WORK TO COMPLETE
Give the data again in full, without pictures.

STUDY MATERIAL
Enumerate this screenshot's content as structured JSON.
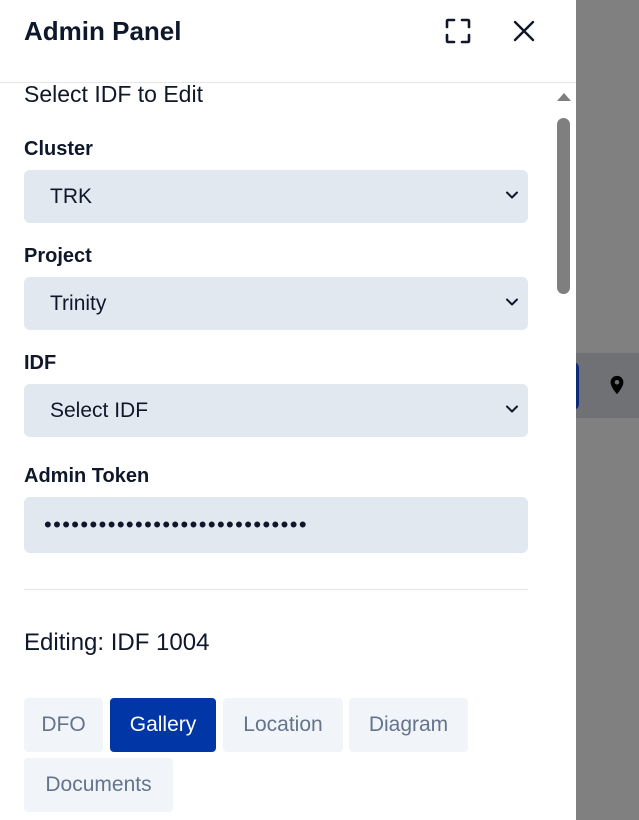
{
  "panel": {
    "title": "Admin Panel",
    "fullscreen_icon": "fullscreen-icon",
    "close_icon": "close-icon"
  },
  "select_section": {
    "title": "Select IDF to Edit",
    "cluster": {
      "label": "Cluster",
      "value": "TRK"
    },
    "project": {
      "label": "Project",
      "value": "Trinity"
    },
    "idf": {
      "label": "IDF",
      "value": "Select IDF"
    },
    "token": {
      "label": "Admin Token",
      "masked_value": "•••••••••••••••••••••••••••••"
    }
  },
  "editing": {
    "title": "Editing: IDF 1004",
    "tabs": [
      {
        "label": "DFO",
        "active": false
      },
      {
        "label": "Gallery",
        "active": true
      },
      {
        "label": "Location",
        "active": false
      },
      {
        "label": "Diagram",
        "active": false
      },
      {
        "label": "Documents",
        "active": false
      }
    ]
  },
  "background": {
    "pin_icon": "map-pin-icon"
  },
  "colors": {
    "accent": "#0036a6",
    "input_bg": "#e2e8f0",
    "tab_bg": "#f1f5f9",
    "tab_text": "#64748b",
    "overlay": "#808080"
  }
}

OUTPUT BELOW
Enumerate this screenshot's content as structured JSON.
{
  "panel": {
    "title": "Admin Panel",
    "fullscreen_icon": "fullscreen-icon",
    "close_icon": "close-icon"
  },
  "select_section": {
    "title": "Select IDF to Edit",
    "cluster": {
      "label": "Cluster",
      "value": "TRK"
    },
    "project": {
      "label": "Project",
      "value": "Trinity"
    },
    "idf": {
      "label": "IDF",
      "value": "Select IDF"
    },
    "token": {
      "label": "Admin Token",
      "masked_value": "•••••••••••••••••••••••••••••"
    }
  },
  "editing": {
    "title": "Editing: IDF 1004",
    "tabs": [
      {
        "label": "DFO",
        "active": false
      },
      {
        "label": "Gallery",
        "active": true
      },
      {
        "label": "Location",
        "active": false
      },
      {
        "label": "Diagram",
        "active": false
      },
      {
        "label": "Documents",
        "active": false
      }
    ]
  },
  "background": {
    "pin_icon": "map-pin-icon"
  },
  "colors": {
    "accent": "#0036a6",
    "input_bg": "#e2e8f0",
    "tab_bg": "#f1f5f9",
    "tab_text": "#64748b",
    "overlay": "#808080"
  }
}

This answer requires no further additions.